The last time major changes were implemented per the Dodd/Frank Act, the real estate world was anointed with appraisal management companies and the “new” Good Faith Estimate. Today, although it is better than it was in 2012, we are still not sure where appraisal management companies hire their appraisers… trolling the intersection of Interstate 10 and 7th Ave? Most of us in lending are taking bets the Consumer Financial Protection Bureau (CFBP) concocted their first go around with our present GFE at the end of a night partying with the CIA agents in Columbia. Seriously, no sober person could have possibly thought up such a convoluted form.

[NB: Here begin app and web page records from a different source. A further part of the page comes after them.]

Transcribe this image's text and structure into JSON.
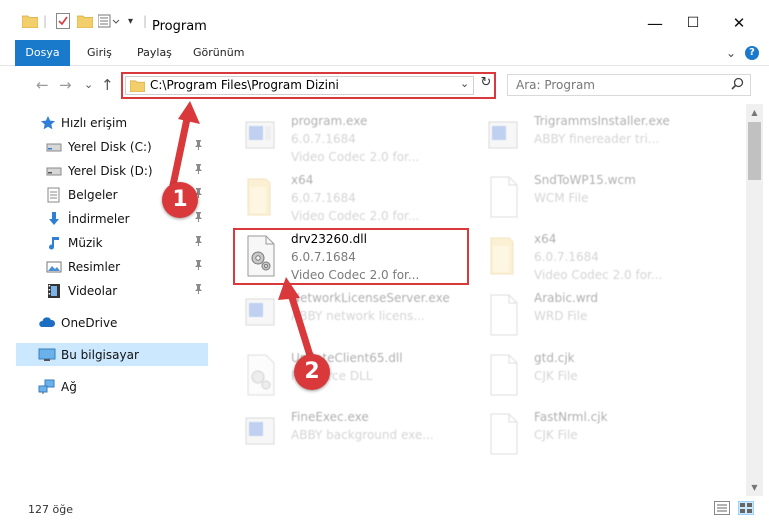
{
  "window": {
    "title": "Program",
    "minimize": "—",
    "maximize": "☐",
    "close": "✕"
  },
  "ribbon": {
    "tabs": [
      "Dosya",
      "Giriş",
      "Paylaş",
      "Görünüm"
    ],
    "collapse_chevron": "⌄",
    "help": "?"
  },
  "address": {
    "back": "←",
    "forward": "→",
    "recent": "⌄",
    "up": "↑",
    "path": "C:\\Program Files\\Program Dizini",
    "dropdown": "⌄",
    "refresh": "↻"
  },
  "search": {
    "placeholder": "Ara: Program",
    "icon": "search-icon"
  },
  "sidebar": {
    "items": [
      {
        "label": "Hızlı erişim",
        "icon": "star-icon"
      },
      {
        "label": "Yerel Disk (C:)",
        "icon": "drive-icon",
        "pinned": true
      },
      {
        "label": "Yerel Disk (D:)",
        "icon": "drive-icon",
        "pinned": true
      },
      {
        "label": "Belgeler",
        "icon": "documents-icon",
        "pinned": true
      },
      {
        "label": "İndirmeler",
        "icon": "download-icon",
        "pinned": true
      },
      {
        "label": "Müzik",
        "icon": "music-icon",
        "pinned": true
      },
      {
        "label": "Resimler",
        "icon": "pictures-icon",
        "pinned": true
      },
      {
        "label": "Videolar",
        "icon": "videos-icon",
        "pinned": true
      },
      {
        "label": "OneDrive",
        "icon": "onedrive-icon"
      },
      {
        "label": "Bu bilgisayar",
        "icon": "computer-icon",
        "selected": true
      },
      {
        "label": "Ağ",
        "icon": "network-icon"
      }
    ],
    "pin_glyph": "📌"
  },
  "files": {
    "left": [
      {
        "name": "program.exe",
        "line2": "6.0.7.1684",
        "line3": "Video Codec 2.0 for...",
        "icon": "exe-icon"
      },
      {
        "name": "x64",
        "line2": "6.0.7.1684",
        "line3": "Video Codec 2.0 for...",
        "icon": "folder-icon"
      },
      {
        "name": "drv23260.dll",
        "line2": "6.0.7.1684",
        "line3": "Video Codec 2.0 for...",
        "icon": "dll-gear-icon"
      },
      {
        "name": "NetworkLicenseServer.exe",
        "line2": "ABBY network licens...",
        "line3": "",
        "icon": "exe-icon"
      },
      {
        "name": "UpdateClient65.dll",
        "line2": "Resource DLL",
        "line3": "",
        "icon": "dll-gear-icon"
      },
      {
        "name": "FineExec.exe",
        "line2": "ABBY background exe...",
        "line3": "",
        "icon": "exe-icon"
      }
    ],
    "right": [
      {
        "name": "TrigrammsInstaller.exe",
        "line2": "ABBY finereader tri...",
        "line3": "",
        "icon": "exe-icon"
      },
      {
        "name": "SndToWP15.wcm",
        "line2": "WCM File",
        "line3": "",
        "icon": "file-icon"
      },
      {
        "name": "x64",
        "line2": "6.0.7.1684",
        "line3": "Video Codec 2.0 for...",
        "icon": "folder-icon"
      },
      {
        "name": "Arabic.wrd",
        "line2": "WRD File",
        "line3": "",
        "icon": "file-icon"
      },
      {
        "name": "gtd.cjk",
        "line2": "CJK File",
        "line3": "",
        "icon": "file-icon"
      },
      {
        "name": "FastNrml.cjk",
        "line2": "CJK File",
        "line3": "",
        "icon": "file-icon"
      }
    ]
  },
  "status": {
    "count": "127 öğe"
  },
  "annotations": {
    "badge1": "1",
    "badge2": "2",
    "color": "#d9393a"
  },
  "colors": {
    "accent": "#1979ca",
    "selected": "#cce8ff",
    "annotation": "#d9393a"
  }
}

The pre-Dodd/Frank old Good Faith Estimate just wasn’t tortuous enough to satisfy the CFPB’s sadistic whims because it was simple, made sense and corresponded exactly with the HUD-1, number by number. Don’t look it up, it will just make you sad.
August 1st the upcoming Truth in Lending Act (TILA) and Real Estate Settlement Procedures Act (RESPA) Integrated Disclosures Rule (TRID) will represent the most significant revisions to TILA and RESPA in 40 years. Banks and lenders will also be required to spend major bucks to supervise the compliance procedures. The “simplified documents” were developed by the Consumer Financial Protection Bureau to make content easier to understand and to reduce paperwork and consumer confusion. Well, anything has to be an improvement over the one they came up with in Columbia.
Speaking of sadistic whims, the new regulations mandate that loan applications taken after August 1st, will incorporate a Closing Disclosure which will replace the HUD-1 and must be distributed to the consumer three business days prior to funding and recording the loan. Do you think anyone at the Consumer Financial Protection Bureau attended an actual closing? If they had they would know the borrowers care about four things: The interest rate, the funds to close, their payment, and when will they get their keys. The only form they may take the time to read out of the mountains of paperwork is the mortgage note to confirm the loan program. Since the forms are to protect the bank and appease the attorneys, if they didn’t like the verbiage, the borrower can’t do anything about it anyway.
Change can be good. Maybe this time will be different. Or in August, I could travel to Columbia to party with the CIA agents. At least there I won’t have to worry about the CFPB showing up in our office.